United States—One of the most important hurdles in blaming companies for the climate crisis is that there is still no way to measure how much pollution they are causing. The battle of the Titans in terms of global politics is continuing, and the corporate world is striving to keep it that way.

Lack of Mandatory Emission Reporting

Yes, several corporations around the world try voluntarily to disclose their greenhouse gas emissions—the most prominent ones include Exxon and Waltmart. However, today, under the umbrella of federal law, there exists no provision for such a mandate stipulating that businesses must genuinely record and report their total footprint on Earth. Not all companies disclose this, nor is there a protocol saying they have to report the impact of the climate crisis on them or their bottom lines, as reported by Heated.

SEC Backtracks on Climate Disclosure Mandate

Things would change for the good when that agency, which is the country’s most powerful financial regular body, decided that the climate crisis was too big a “significant risk” to be ignored. In 2022, the U.S. Securities and Exchange Commission (SEC) came up with a climate disclosure rule which would have compelled public companies to disclose their greenhouse gas emissions—from their direct emissions (which are also referred to as scope one emissions) to emissions from their energy use (scope 2) and to emissions from their supply chain (scope 3). It would have as well demanded reporting from companies on how climate change is affecting their bottom line.

But that is not what actually happened. Instead, on Wednesday, the five-member SEC approved a rule on climate disclosure, in which the content was almost completely removed. There is no longer an obligation for companies to report their emissions; instead, it encourages companies to reveal their greenhouse gas emissions if they consider them “material,” which is supposed to be significant to their investors. It says nothing about Scope 3 emissions, which are the largest portion of a company’s pollution. (That’s why 80% of Exxon emissions are Scope 3).

Those notches occurred due to a two-year assault by energy corporations, conservative anti-climate foundations, anti-ESG legislators, and the agriculture lobby. These money-rich organizations met with the SEC, wrote letters, and submitted hundreds of thousands of comments on the climate rule—the most comments the SEC has ever received.

If you’re not familiar with the SEC, here’s how powerful it is: the SEC really made Martha Stewart do time for insider trading, they prosecuted Enron and prosecuted them for fraud, and they got stung by Sam Bankman-Fried from the cryptocurrency FTX on a fraud charge. SEC will not back down from big corporations. The main question is, why did it succumb to lobbyists there instead?

Legal Challenges Mount as SEC Faces Lawsuits

The solution is the conservative judges all across the country, the majority of them being Trump-appointed, who are undoing federal measures of climate change. As reported by Clara Vondrich, the senior policy counselor at consumer advocacy nonprofit Public Citizen, the dirtiest industries and the GOP lawmakers threatened to sue the world if the SEC pushes for full emissions disclosures by all of them. Those were not hollow warnings — in the hours following the adoption of the final rule, the SEC was sued by ten Republican-dominated states for invasion of privacy.

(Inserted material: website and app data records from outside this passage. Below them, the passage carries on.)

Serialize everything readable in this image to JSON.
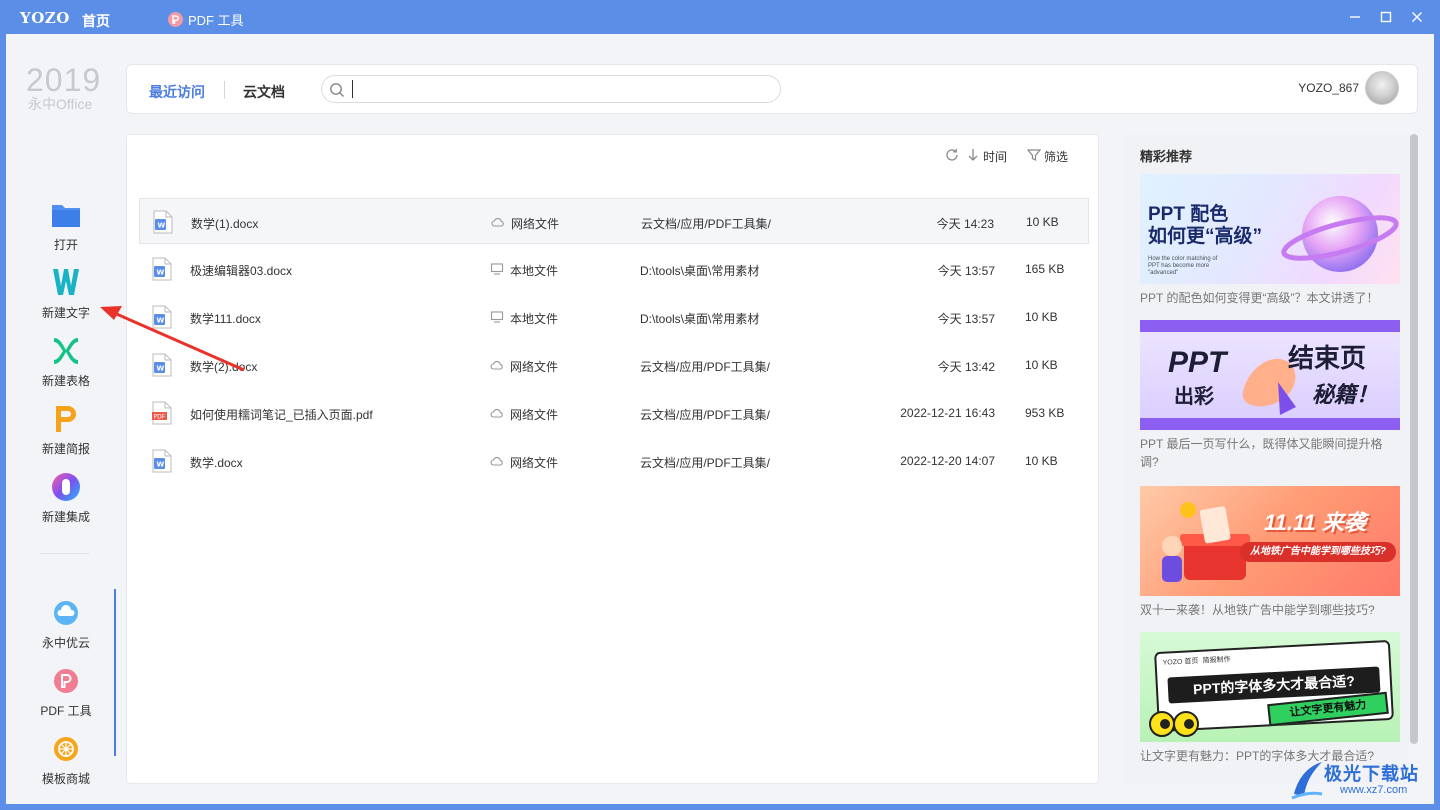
{
  "titlebar": {
    "logo": "YOZO",
    "home_tab": "首页",
    "pdf_tab": "PDF 工具"
  },
  "brand": {
    "year": "2019",
    "name": "永中Office"
  },
  "sidebar": {
    "items": [
      {
        "label": "打开",
        "icon": "folder-icon"
      },
      {
        "label": "新建文字",
        "icon": "word-w-icon"
      },
      {
        "label": "新建表格",
        "icon": "spreadsheet-x-icon"
      },
      {
        "label": "新建简报",
        "icon": "presentation-p-icon"
      },
      {
        "label": "新建集成",
        "icon": "integration-icon"
      }
    ],
    "bottom": [
      {
        "label": "永中优云",
        "icon": "cloud-icon"
      },
      {
        "label": "PDF 工具",
        "icon": "pdf-tool-icon"
      },
      {
        "label": "模板商城",
        "icon": "template-store-icon"
      }
    ]
  },
  "header": {
    "tab_recent": "最近访问",
    "tab_cloud": "云文档",
    "search_placeholder": "",
    "username": "YOZO_867"
  },
  "toolbar": {
    "sort_label": "时间",
    "filter_label": "筛选"
  },
  "files": [
    {
      "name": "数学(1).docx",
      "type": "docx",
      "location": "网络文件",
      "loc_icon": "cloud-icon",
      "path": "云文档/应用/PDF工具集/",
      "time": "今天 14:23",
      "size": "10 KB"
    },
    {
      "name": "极速编辑器03.docx",
      "type": "docx",
      "location": "本地文件",
      "loc_icon": "monitor-icon",
      "path": "D:\\tools\\桌面\\常用素材",
      "time": "今天 13:57",
      "size": "165 KB"
    },
    {
      "name": "数学111.docx",
      "type": "docx",
      "location": "本地文件",
      "loc_icon": "monitor-icon",
      "path": "D:\\tools\\桌面\\常用素材",
      "time": "今天 13:57",
      "size": "10 KB"
    },
    {
      "name": "数学(2).docx",
      "type": "docx",
      "location": "网络文件",
      "loc_icon": "cloud-icon",
      "path": "云文档/应用/PDF工具集/",
      "time": "今天 13:42",
      "size": "10 KB"
    },
    {
      "name": "如何使用糯词笔记_已插入页面.pdf",
      "type": "pdf",
      "location": "网络文件",
      "loc_icon": "cloud-icon",
      "path": "云文档/应用/PDF工具集/",
      "time": "2022-12-21 16:43",
      "size": "953 KB"
    },
    {
      "name": "数学.docx",
      "type": "docx",
      "location": "网络文件",
      "loc_icon": "cloud-icon",
      "path": "云文档/应用/PDF工具集/",
      "time": "2022-12-20 14:07",
      "size": "10 KB"
    }
  ],
  "recommend": {
    "title": "精彩推荐",
    "cards": [
      {
        "caption": "PPT 的配色如何变得更“高级”？本文讲透了！",
        "img_text1": "PPT 配色",
        "img_text2": "如何更“高级”",
        "img_small": "How the color matching of PPT has become more \"advanced\""
      },
      {
        "caption": "PPT 最后一页写什么，既得体又能瞬间提升格调?",
        "img_text1": "PPT",
        "img_text2": "出彩",
        "img_text3": "结束页",
        "img_text4": "秘籍！"
      },
      {
        "caption": "双十一来袭！从地铁广告中能学到哪些技巧?",
        "img_text1": "11.11 来袭",
        "img_text2": "从地铁广告中能学到哪些技巧?"
      },
      {
        "caption": "让文字更有魅力：PPT的字体多大才最合适?",
        "img_text1": "PPT的字体多大才最合适?",
        "img_text2": "让文字更有魅力",
        "img_small1": "YOZO 首页",
        "img_small2": "简报制作"
      }
    ]
  },
  "watermark": {
    "text": "极光下载站",
    "url": "www.xz7.com"
  },
  "colors": {
    "accent": "#4c7de0",
    "titlebar": "#5b8ee6",
    "annotation_arrow": "#e8322a"
  }
}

According to Vondrich, “a radical judiciary’s chilling effect is not the way democracy is supposed to work,” he told me in a Tuesday interview. In addition to discussing her “astonishing” encounter with the SEC chairman last week, we also discussed the various factors preventing corporate climate accountability, as reported by Heated.

“You know how a human has a beating heart?” Vondrich replied when asked what she thought of the SEC’s measures. The person passes away without a beating heart. That’s basically what the SEC has done, albeit with a pretty vivid metaphor.